Another reason why I hate grocery shopping is because I almost always have to drag the boys along. In Ben's mind, grocery store = balloons. I hate balloons. I hate them so much. They are just big, stupid drama bubbles. The moment Benjamin sees one, he's got to have it. He will die if he doesn't get it. I am the worst mom in the world if I do not purchase that stupid Sponge Bob balloon or the Thomas balloon or EVERY BALLOON IN THE STORE. I have all but outlawed balloons in our home. We still have one stuck in the corner of our living room ceiling that's been there for about a month. It has to be out of helium by now so I think it's being held up by static electricity alone. In the past, I have had to come up with some clever and sometimes dangerous ways to retrieve our ceiling balloons but it is never, ever worth it. Not two minutes after the balloon is retrieved, it ends up floating back up to the ceiling, serenaded by the ear-piercing shriek of one or both of the boys. There are also those fun-filled occasions when a balloon pops. Somehow, Ethan's balloons always end up popping. Weird. Now, every shopping trip with the boys is preceded by the threat to sell them to gypsies if the word "balloon" is even mentioned.
Grocery shopping with kids also means that I need to be extra attentive of their ninja-like grabbing skills. If I'm not careful, I'll end up with a cart full of scented candles, water balloons, lollipops, cat food, dog food, gardening implements, and who knows what else all because the stuff is shiny and colorful and it happened to be in their reach. Kids are sort of like magpies in that respect. One of Ben's favorite things to do when we're around company is to collect everyone's bracelets, rings, and watches. People will willingly give up their sparklies because he's just so darn cute but I can't help but think they're enabling a future kleptomaniac. So, I have to keep checking in on the contents of my cart to make certain that everything in there is something that I want in there.

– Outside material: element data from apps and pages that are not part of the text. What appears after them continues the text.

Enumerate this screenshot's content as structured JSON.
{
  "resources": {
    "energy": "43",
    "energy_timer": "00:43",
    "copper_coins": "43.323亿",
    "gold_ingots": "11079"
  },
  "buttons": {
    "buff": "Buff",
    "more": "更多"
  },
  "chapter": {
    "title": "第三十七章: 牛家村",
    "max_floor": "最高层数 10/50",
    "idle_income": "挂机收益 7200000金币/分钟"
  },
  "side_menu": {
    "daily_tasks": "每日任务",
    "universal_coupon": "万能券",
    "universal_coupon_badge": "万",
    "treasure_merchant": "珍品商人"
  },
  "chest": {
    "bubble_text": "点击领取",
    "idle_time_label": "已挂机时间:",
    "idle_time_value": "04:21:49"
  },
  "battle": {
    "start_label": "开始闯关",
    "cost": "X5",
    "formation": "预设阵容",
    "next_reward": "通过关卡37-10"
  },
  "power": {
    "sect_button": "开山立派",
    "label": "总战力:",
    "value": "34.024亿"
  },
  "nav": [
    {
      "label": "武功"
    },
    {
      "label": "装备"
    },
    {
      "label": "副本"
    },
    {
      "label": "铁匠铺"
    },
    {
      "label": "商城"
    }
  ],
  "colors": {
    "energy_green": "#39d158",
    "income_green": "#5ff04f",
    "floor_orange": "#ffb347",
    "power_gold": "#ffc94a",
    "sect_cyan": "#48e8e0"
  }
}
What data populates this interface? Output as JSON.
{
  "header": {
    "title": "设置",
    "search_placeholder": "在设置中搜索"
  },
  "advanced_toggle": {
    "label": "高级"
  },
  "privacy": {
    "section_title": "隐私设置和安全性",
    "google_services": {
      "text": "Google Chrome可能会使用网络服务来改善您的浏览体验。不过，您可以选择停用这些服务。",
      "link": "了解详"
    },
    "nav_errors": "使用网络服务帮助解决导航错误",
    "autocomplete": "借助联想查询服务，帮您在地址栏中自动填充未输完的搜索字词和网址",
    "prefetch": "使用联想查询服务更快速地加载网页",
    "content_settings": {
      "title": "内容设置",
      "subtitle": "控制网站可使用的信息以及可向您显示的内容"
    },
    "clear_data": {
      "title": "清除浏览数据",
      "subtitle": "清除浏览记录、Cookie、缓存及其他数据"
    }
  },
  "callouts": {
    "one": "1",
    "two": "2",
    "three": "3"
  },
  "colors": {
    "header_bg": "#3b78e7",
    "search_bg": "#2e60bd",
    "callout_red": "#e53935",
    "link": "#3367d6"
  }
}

Checking out is usually the biggest pain in the ass out of the entire shopping excursion. What's always right next to the check out counters? CANDY! Lots and lots of candy. And, more often than not, balloons. It's a double-threat. Once the candy is in sight, the chorus of whining and begging begins. Ethan just makes super high-pitched noises while stabbing his index fingers at the shiny wrappers. Ben begins by demanding the candy. Then, he moves directly onto the whinging and sobbing. When that doesn't work, he puts Operation Floppy Uncooperative Toddler into effect. He goes limp, leaving me to either let him drop to the filthy floor or attempt to keep him upright by hanging on to his wrist with one hand (while I swipe my card with the other and enter all the pertinent information) and draping him over one of my legs. The whole time this is happening, I'm getting the stink eye from everyone around me and no doubt they are all thinking to themselves about how their kids would never act like that. Or, they're secretly thanking whatever deity they believe in that it's not their kid who is acting up this time. By this point, I'm usually considering purchasing a couple of canvas bags to place over the boys' heads in the off chance they might act like parakeets and go to sleep.
This drama doesn't happen every time I go grocery shopping, but it happens often enough that I tend to wait until our fridge has nothing in it but a pitcher of water and jar of mayonnaise before I relent and make the trip. That being said, it's about that time again.